happen to be delighted to see Kathleen Long’s early 1950s
Decca Fauré recordings once more available. The correspondence
on these performances “in another place” prompted me to dig
out her 78s. This involves not just the slew of Mozart recordings
she made for Decca, some of which have been collated by Dutton
on an all-Long disc, but also her first recordings.
began her career in the studios recording for Compton Mackenzie’s
National Gramophonic Society (N.G.S.). Whilst even then she
was pegged as a Mozart specialist she was also to record
Bach. As an aside someone should really get to grips with
the N.G.S. discs, the market for which may well prove small,
but the recordings of which - not always perfectly recorded
it’s true - did enshrine some outstanding traversals of often
was for some time probably Britain’s leading exponent of
the French repertoire. An allied assurance can be seen in
her recording of the Third Delius Sonata with Sammons (Dutton)
and in altogether less wistful form in Walter Leigh’s Concertino.
Her Fauré recordings were not many but they were well received;
I believe that this is the second of her recordings of the Thème
and Variations. As one might imagine, her technical competence
is high, though not infallible. She sounds especially harried
in passages in the Fourth Nocturne.
a direct exponent of the repertoire, clear-sighted, architecturally
sure-footed, tonally bright. She may be considered bracingly
extrovert where others prefer pastel. In this performance
of the Nocturne in E flat major she hammers away in the treble – maybe
the rather unhelpful original Decca set up exaggerates it – and
points bass rhythms with a certain ebullience. Turn to the
recordings of Germaine Thyssens-Valentin, made a few years
later in 1956, and we find a totally different sound world;
caressing, slower (always slower) and with subtler colouration.
That very open Decca sound is present throughout but especially
the Sixth Nocturne where Long can sound too urgent after
immersion in Thyssens-Valentin – though she does bring a
forceful romanticism to bear.
view was a consistent and entertaining one even if I find
her rhythmically muddled in the B minor Nocturne. With the
Barcarolles she tends to play the blunt outspoken guest to
Thyssens-Valentin’s more coy and rhythmically more teasing
host, the one rather rushing and the other wryly amused.
Try the G major for an explicit contrast of that kind and
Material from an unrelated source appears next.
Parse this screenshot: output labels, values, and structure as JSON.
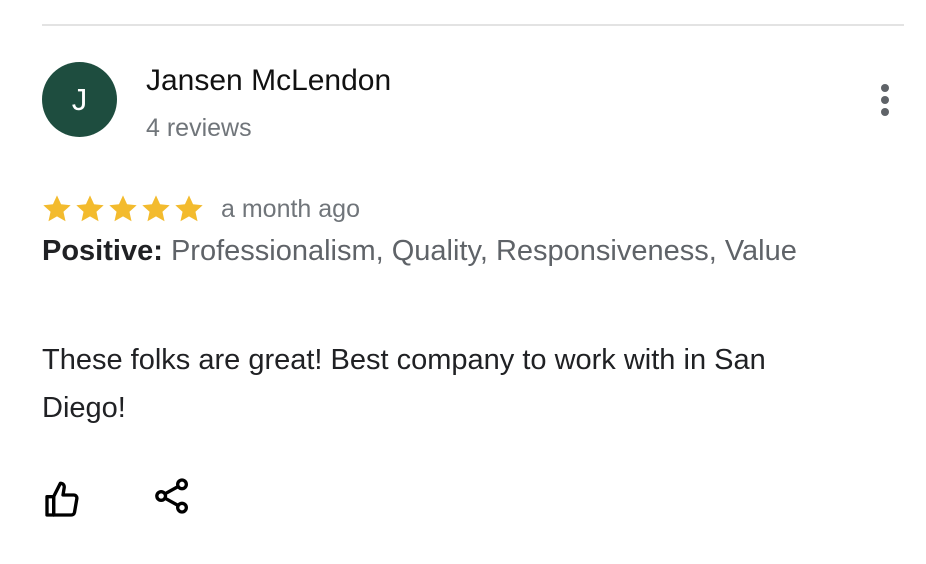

the A minor Barcarolle for moments where the French player’s
hinterland of expression proves too great and expansive for
the Englishwoman’s. In the great Thème and Variations we
hear Long’s clipped and highly accented approach bringing
no-nonsense authority – though note that she gets through
the theme in 1.38 and Thyssens-Valentin in 2.15, an indicator
of their expressive responses throughout.
released on two ten-inch discs the Pristine Audio team has
worked hard on its restoration. I don’t have access to either
of the LPs so can’t make a direct comparison, but if there’s
a hint of stuffiness at the treble end I can say that the
results are still commendably clear and involving. Andrew
Rose and his team will earn kudos for this disc – check his
website for the restructured pricing of his discs.